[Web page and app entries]
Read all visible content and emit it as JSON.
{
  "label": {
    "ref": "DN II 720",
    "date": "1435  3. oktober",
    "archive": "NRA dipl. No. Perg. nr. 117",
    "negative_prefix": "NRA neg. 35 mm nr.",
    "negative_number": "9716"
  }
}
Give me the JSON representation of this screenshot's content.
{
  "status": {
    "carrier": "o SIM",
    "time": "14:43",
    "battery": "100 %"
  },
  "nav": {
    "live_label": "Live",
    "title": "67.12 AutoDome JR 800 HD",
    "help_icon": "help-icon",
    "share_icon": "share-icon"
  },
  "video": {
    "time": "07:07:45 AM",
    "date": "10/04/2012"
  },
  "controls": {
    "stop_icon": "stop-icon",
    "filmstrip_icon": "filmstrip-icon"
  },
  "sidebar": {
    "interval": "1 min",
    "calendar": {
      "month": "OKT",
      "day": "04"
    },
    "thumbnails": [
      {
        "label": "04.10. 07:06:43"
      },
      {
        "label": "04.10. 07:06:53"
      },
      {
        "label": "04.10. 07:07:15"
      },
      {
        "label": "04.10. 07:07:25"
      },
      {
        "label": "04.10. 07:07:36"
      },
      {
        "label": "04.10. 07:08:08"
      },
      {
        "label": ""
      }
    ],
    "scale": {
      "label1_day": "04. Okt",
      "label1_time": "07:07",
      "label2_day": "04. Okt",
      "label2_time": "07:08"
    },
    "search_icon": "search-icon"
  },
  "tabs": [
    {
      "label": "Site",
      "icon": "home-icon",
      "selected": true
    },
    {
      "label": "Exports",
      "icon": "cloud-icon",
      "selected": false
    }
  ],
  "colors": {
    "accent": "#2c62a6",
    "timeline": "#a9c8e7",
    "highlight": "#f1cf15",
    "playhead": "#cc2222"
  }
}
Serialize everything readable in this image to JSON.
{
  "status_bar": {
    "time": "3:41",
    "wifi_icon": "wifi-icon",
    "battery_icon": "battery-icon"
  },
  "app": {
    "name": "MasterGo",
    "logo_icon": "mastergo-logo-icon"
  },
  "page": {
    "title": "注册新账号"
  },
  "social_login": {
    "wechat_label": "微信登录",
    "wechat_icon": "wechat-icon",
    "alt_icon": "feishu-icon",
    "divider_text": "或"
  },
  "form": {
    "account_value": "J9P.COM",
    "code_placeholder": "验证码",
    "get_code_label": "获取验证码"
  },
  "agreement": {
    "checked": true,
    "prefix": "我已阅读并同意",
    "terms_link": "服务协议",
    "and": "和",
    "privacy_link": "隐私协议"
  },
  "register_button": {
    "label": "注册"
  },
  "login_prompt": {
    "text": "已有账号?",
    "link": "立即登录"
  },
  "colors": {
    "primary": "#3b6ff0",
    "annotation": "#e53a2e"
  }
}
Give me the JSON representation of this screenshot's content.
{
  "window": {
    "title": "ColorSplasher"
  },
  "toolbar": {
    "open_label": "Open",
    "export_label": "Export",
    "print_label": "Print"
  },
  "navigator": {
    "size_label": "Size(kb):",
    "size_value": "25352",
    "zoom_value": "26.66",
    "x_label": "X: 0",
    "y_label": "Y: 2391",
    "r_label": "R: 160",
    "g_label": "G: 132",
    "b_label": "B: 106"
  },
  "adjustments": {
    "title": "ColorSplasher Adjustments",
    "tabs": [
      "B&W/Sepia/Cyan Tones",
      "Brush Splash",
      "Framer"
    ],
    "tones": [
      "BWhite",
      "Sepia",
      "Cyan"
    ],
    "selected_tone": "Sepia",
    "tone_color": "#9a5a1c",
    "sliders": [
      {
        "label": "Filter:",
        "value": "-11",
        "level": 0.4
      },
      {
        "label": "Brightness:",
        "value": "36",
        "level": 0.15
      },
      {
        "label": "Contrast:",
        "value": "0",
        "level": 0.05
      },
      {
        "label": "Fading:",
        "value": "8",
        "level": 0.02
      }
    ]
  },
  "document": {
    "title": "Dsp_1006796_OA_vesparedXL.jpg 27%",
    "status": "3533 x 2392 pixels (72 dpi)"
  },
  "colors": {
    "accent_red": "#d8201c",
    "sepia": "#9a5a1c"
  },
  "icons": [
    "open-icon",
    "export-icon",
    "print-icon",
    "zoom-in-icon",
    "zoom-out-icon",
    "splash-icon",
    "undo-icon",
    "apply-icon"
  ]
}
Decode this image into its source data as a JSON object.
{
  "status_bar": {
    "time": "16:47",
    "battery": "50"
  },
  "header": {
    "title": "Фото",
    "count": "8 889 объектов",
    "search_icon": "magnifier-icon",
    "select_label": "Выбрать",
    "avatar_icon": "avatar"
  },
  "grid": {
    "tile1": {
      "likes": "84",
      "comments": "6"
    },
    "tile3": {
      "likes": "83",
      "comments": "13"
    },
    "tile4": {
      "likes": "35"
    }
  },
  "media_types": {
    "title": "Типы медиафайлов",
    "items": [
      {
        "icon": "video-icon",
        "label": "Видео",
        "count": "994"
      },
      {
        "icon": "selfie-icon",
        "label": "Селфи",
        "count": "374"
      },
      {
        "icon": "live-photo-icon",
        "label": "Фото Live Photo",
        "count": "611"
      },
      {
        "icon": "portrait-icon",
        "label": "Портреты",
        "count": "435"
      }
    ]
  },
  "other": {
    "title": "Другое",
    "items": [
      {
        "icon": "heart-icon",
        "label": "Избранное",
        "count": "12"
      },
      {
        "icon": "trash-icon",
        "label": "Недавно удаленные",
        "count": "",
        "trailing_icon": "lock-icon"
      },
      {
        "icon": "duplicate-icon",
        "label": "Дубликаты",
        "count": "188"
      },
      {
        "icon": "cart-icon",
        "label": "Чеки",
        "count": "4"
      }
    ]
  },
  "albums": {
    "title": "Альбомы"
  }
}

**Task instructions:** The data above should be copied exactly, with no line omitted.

**Result for this exercise:**
Read all visible content and emit it as JSON.
{
  "label": {
    "ref": "DN II 720",
    "date": "1435  3. oktober",
    "archive": "NRA dipl. No. Perg. nr. 117",
    "negative_prefix": "NRA neg. 35 mm nr.",
    "negative_number": "9716"
  }
}
Give me the JSON representation of this screenshot's content.
{
  "status": {
    "carrier": "o SIM",
    "time": "14:43",
    "battery": "100 %"
  },
  "nav": {
    "live_label": "Live",
    "title": "67.12 AutoDome JR 800 HD",
    "help_icon": "help-icon",
    "share_icon": "share-icon"
  },
  "video": {
    "time": "07:07:45 AM",
    "date": "10/04/2012"
  },
  "controls": {
    "stop_icon": "stop-icon",
    "filmstrip_icon": "filmstrip-icon"
  },
  "sidebar": {
    "interval": "1 min",
    "calendar": {
      "month": "OKT",
      "day": "04"
    },
    "thumbnails": [
      {
        "label": "04.10. 07:06:43"
      },
      {
        "label": "04.10. 07:06:53"
      },
      {
        "label": "04.10. 07:07:15"
      },
      {
        "label": "04.10. 07:07:25"
      },
      {
        "label": "04.10. 07:07:36"
      },
      {
        "label": "04.10. 07:08:08"
      },
      {
        "label": ""
      }
    ],
    "scale": {
      "label1_day": "04. Okt",
      "label1_time": "07:07",
      "label2_day": "04. Okt",
      "label2_time": "07:08"
    },
    "search_icon": "search-icon"
  },
  "tabs": [
    {
      "label": "Site",
      "icon": "home-icon",
      "selected": true
    },
    {
      "label": "Exports",
      "icon": "cloud-icon",
      "selected": false
    }
  ],
  "colors": {
    "accent": "#2c62a6",
    "timeline": "#a9c8e7",
    "highlight": "#f1cf15",
    "playhead": "#cc2222"
  }
}
Serialize everything readable in this image to JSON.
{
  "status_bar": {
    "time": "3:41",
    "wifi_icon": "wifi-icon",
    "battery_icon": "battery-icon"
  },
  "app": {
    "name": "MasterGo",
    "logo_icon": "mastergo-logo-icon"
  },
  "page": {
    "title": "注册新账号"
  },
  "social_login": {
    "wechat_label": "微信登录",
    "wechat_icon": "wechat-icon",
    "alt_icon": "feishu-icon",
    "divider_text": "或"
  },
  "form": {
    "account_value": "J9P.COM",
    "code_placeholder": "验证码",
    "get_code_label": "获取验证码"
  },
  "agreement": {
    "checked": true,
    "prefix": "我已阅读并同意",
    "terms_link": "服务协议",
    "and": "和",
    "privacy_link": "隐私协议"
  },
  "register_button": {
    "label": "注册"
  },
  "login_prompt": {
    "text": "已有账号?",
    "link": "立即登录"
  },
  "colors": {
    "primary": "#3b6ff0",
    "annotation": "#e53a2e"
  }
}
Give me the JSON representation of this screenshot's content.
{
  "window": {
    "title": "ColorSplasher"
  },
  "toolbar": {
    "open_label": "Open",
    "export_label": "Export",
    "print_label": "Print"
  },
  "navigator": {
    "size_label": "Size(kb):",
    "size_value": "25352",
    "zoom_value": "26.66",
    "x_label": "X: 0",
    "y_label": "Y: 2391",
    "r_label": "R: 160",
    "g_label": "G: 132",
    "b_label": "B: 106"
  },
  "adjustments": {
    "title": "ColorSplasher Adjustments",
    "tabs": [
      "B&W/Sepia/Cyan Tones",
      "Brush Splash",
      "Framer"
    ],
    "tones": [
      "BWhite",
      "Sepia",
      "Cyan"
    ],
    "selected_tone": "Sepia",
    "tone_color": "#9a5a1c",
    "sliders": [
      {
        "label": "Filter:",
        "value": "-11",
        "level": 0.4
      },
      {
        "label": "Brightness:",
        "value": "36",
        "level": 0.15
      },
      {
        "label": "Contrast:",
        "value": "0",
        "level": 0.05
      },
      {
        "label": "Fading:",
        "value": "8",
        "level": 0.02
      }
    ]
  },
  "document": {
    "title": "Dsp_1006796_OA_vesparedXL.jpg 27%",
    "status": "3533 x 2392 pixels (72 dpi)"
  },
  "colors": {
    "accent_red": "#d8201c",
    "sepia": "#9a5a1c"
  },
  "icons": [
    "open-icon",
    "export-icon",
    "print-icon",
    "zoom-in-icon",
    "zoom-out-icon",
    "splash-icon",
    "undo-icon",
    "apply-icon"
  ]
}
Decode this image into its source data as a JSON object.
{
  "status_bar": {
    "time": "16:47",
    "battery": "50"
  },
  "header": {
    "title": "Фото",
    "count": "8 889 объектов",
    "search_icon": "magnifier-icon",
    "select_label": "Выбрать",
    "avatar_icon": "avatar"
  },
  "grid": {
    "tile1": {
      "likes": "84",
      "comments": "6"
    },
    "tile3": {
      "likes": "83",
      "comments": "13"
    },
    "tile4": {
      "likes": "35"
    }
  },
  "media_types": {
    "title": "Типы медиафайлов",
    "items": [
      {
        "icon": "video-icon",
        "label": "Видео",
        "count": "994"
      },
      {
        "icon": "selfie-icon",
        "label": "Селфи",
        "count": "374"
      },
      {
        "icon": "live-photo-icon",
        "label": "Фото Live Photo",
        "count": "611"
      },
      {
        "icon": "portrait-icon",
        "label": "Портреты",
        "count": "435"
      }
    ]
  },
  "other": {
    "title": "Другое",
    "items": [
      {
        "icon": "heart-icon",
        "label": "Избранное",
        "count": "12"
      },
      {
        "icon": "trash-icon",
        "label": "Недавно удаленные",
        "count": "",
        "trailing_icon": "lock-icon"
      },
      {
        "icon": "duplicate-icon",
        "label": "Дубликаты",
        "count": "188"
      },
      {
        "icon": "cart-icon",
        "label": "Чеки",
        "count": "4"
      }
    ]
  },
  "albums": {
    "title": "Альбомы"
  }
}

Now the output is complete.